The presence of General Suleimani  -- a reviled figure in American security and military circles because he once directed a deadly campaign against American forces in Iraq -- makes it difficult for the United States to conduct airstrikes to assist in the Tikrit operation, as it might like, foreign policy experts said.
"There's just no way that the U.S. military can actively support an offensive led by Suleimani," said Christopher Harmer, a former aviator in the United States Navy in the Persian Gulf who is now an analyst with the Institute for the Study of War. "He's a more stately version of Osama bin Laden."
But the United States strategy in Iraq can benefit from Iran's effort to take back Tikrit from the Islamic State, even if it is not involved directly.
Appearing before the Senate Armed Services Committee on Tuesday, Gen. Martin E. Dempsey, the chairman of the Joint Chiefs of Staff, said that the involvement of Iranian-backed Shiites in Tikrit could be "a positive thing" provided it did not exacerbate sectarian tension.

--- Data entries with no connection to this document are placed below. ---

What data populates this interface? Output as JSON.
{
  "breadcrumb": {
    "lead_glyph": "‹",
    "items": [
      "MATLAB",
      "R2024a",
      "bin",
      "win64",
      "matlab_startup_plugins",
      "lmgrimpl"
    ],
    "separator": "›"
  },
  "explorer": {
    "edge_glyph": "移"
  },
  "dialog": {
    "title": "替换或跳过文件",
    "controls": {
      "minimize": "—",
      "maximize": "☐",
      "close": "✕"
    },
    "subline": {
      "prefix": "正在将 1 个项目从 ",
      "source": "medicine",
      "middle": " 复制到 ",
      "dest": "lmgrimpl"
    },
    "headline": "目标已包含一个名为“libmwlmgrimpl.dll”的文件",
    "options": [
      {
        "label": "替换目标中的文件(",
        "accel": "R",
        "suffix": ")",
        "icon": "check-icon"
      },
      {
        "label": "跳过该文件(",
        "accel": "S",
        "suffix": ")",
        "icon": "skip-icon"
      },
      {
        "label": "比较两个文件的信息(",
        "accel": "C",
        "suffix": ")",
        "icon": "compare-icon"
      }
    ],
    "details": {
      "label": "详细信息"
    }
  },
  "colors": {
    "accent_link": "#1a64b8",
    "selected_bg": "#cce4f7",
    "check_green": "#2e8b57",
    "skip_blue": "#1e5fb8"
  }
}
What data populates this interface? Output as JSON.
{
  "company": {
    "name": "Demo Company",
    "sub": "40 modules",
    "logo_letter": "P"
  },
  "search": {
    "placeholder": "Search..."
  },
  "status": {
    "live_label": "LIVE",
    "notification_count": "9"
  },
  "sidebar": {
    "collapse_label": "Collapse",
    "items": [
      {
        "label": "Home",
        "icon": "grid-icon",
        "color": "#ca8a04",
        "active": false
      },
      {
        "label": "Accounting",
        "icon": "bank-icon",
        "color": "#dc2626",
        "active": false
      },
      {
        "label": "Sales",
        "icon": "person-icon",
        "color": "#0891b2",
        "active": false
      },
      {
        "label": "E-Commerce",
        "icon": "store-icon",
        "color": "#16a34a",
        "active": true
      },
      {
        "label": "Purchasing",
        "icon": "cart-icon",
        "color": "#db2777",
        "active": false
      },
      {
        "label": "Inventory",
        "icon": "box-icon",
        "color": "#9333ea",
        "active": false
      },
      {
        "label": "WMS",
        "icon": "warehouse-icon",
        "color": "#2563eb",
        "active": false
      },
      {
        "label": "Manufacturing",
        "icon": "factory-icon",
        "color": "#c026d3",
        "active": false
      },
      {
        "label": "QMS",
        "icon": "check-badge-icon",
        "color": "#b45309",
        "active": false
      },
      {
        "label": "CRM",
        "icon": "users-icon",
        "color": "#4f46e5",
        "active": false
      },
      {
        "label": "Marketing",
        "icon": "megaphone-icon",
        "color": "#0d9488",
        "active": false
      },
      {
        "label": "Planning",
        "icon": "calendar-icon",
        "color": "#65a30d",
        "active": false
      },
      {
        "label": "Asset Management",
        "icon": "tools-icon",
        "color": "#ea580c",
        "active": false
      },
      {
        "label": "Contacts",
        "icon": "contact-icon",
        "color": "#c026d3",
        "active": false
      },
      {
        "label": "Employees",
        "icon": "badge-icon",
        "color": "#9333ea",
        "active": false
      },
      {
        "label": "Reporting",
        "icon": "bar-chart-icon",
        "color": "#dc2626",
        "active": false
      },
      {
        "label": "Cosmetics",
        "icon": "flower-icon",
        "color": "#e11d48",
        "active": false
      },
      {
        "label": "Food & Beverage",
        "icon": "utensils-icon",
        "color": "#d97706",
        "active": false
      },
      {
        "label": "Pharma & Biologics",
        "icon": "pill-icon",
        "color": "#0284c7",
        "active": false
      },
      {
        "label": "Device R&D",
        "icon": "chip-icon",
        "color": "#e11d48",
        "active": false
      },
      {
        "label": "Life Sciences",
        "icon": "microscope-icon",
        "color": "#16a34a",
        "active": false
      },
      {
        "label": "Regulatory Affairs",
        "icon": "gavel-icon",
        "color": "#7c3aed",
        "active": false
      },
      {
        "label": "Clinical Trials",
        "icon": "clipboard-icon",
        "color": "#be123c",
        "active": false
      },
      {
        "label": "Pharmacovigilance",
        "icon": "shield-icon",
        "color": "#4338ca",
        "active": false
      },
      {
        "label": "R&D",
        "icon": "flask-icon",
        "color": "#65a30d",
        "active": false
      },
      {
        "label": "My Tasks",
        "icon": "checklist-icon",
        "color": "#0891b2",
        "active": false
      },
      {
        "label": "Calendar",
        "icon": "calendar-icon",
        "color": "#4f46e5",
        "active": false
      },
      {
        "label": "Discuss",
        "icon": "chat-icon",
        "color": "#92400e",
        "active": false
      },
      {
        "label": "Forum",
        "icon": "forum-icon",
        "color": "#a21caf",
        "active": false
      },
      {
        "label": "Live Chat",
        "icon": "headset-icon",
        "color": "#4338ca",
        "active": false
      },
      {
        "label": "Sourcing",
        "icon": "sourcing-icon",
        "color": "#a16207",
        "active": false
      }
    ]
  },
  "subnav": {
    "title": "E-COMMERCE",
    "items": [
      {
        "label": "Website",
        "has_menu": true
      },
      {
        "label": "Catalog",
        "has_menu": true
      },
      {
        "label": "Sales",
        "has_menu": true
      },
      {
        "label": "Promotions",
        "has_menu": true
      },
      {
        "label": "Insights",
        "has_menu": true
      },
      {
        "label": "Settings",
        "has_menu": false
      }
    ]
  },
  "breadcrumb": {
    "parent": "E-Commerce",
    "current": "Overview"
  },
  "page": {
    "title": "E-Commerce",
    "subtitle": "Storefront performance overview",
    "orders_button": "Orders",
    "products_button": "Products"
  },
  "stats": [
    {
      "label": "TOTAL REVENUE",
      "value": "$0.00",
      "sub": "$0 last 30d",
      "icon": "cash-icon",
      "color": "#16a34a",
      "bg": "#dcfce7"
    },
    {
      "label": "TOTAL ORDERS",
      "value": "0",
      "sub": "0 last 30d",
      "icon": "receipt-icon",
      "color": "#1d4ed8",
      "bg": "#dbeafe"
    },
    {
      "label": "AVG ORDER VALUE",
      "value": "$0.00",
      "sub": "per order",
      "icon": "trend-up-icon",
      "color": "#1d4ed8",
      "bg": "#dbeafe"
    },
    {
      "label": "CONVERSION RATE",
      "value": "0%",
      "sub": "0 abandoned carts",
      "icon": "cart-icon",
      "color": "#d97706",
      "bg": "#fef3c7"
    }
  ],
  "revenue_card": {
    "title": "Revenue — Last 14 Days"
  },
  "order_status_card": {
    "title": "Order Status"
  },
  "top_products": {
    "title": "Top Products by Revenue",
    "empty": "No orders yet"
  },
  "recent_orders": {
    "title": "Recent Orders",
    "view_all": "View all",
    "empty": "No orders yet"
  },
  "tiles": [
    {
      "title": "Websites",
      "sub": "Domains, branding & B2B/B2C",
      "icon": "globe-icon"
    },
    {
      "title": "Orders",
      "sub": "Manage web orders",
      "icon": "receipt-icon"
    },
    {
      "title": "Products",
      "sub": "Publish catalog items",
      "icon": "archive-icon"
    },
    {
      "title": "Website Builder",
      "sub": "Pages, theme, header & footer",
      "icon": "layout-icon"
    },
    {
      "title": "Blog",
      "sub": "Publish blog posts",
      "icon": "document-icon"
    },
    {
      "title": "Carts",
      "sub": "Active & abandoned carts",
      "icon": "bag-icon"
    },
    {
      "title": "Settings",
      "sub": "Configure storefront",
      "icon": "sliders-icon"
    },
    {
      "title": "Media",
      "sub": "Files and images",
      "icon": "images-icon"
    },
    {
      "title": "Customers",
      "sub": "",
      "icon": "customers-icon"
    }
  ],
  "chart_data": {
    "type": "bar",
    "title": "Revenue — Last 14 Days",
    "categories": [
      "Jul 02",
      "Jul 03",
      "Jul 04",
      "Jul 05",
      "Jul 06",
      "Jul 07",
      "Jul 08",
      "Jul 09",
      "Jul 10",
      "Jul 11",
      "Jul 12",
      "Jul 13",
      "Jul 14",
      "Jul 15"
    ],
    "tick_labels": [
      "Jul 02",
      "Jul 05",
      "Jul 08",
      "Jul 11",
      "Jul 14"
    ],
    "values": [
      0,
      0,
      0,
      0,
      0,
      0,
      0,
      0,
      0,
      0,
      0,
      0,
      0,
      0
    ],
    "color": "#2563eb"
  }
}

"This is the most overt conduct of Iranian support, in the form of artillery and other things," General Dempsey said. "Frankly, it will only be a problem if it results in sectarianism."
But that is a big worry.
In the past -- notably just after the withdrawal of American troops from Iraq in 2011 -- Shiite militias have been accused of atrocities against Sunnis. And in January, Prime Minister Haider al-Abadi ordered an investigation into accusations that Shiite militiamen massacred 70 people in Diyala Province after pro-government forces expelled Islamic State militants.
Beyond that, the closer the United States appears to get to Iran, the more fretful Sunni Arab allies become.
On Thursday, Secretary of State John Kerry sought to reassure Saudi Arabia and other Persian Gulf states that nuclear negotiations would not lead the Obama administration to let down its guard against Iranian influence in the region.
But Prince Saud al-Faisal, the Saudi foreign minister, used the opportunity to complain about the Tikrit operation, saying Iran's role there was an indication of what he called Tehran's "hegemonic" tendencies.
This week, Republican lawmakers warned that Iran's influence in Iraq would increase with the Tikrit offensive.
"We share the president's goal to degrade and defeat ISIL," Senator John McCain, Republican of Arizona, and Senator Lindsey Graham, Republican of South Carolina, said in a statement Tuesday. "But success in this mission will not be achieved by capitulating to Iran's ambitions for regional hegemony."
Landon Shroder, an intelligence analyst for corporations in Iraq who was in Baghdad last summer when Mosul fell, countered that the worry that Iran will gain influence in Iraq ignores the reality that Iran's Shiite government is already a key Iraqi ally.
"By this stage, everybody who observed what happened in Iraq with the Islamic State should know that the main influencer in Iraq is Iran," he said in a telephone interview on Wednesday. "That's an unpopular perception in the United States, after spending so much money and lives lost in the conflict, but it's reality."
Mr. Shroder said that at the moment, the only force with the ability to bring Kurdish troops, the Iraqi Army and the Shiite militias together to fight the Islamic State is Iran.
Rafid Jaboori, the spokesman for Mr. Abadi, the Iraqi prime minister, said in an interview Wednesday that Iraq had urged the United States and Iran not to play out their bilateral conflict in Iraq's battle against the Islamic State.
"So far in general there was no clash within the two," Mr. Jaboori said.
He drew a comparison to World War II. "Countries with different ideologies, different priorities, different systems of government, cooperated to defeat the Nazis," he said. "It's foreseeable that we see countries which might not get along very well in terms of their bilateral relations working to help Iraq to defeat this threat."
Anne Barnard contributed reporting from Baghdad, and Michael R. Gordon from Riyadh, Saudi Arabia.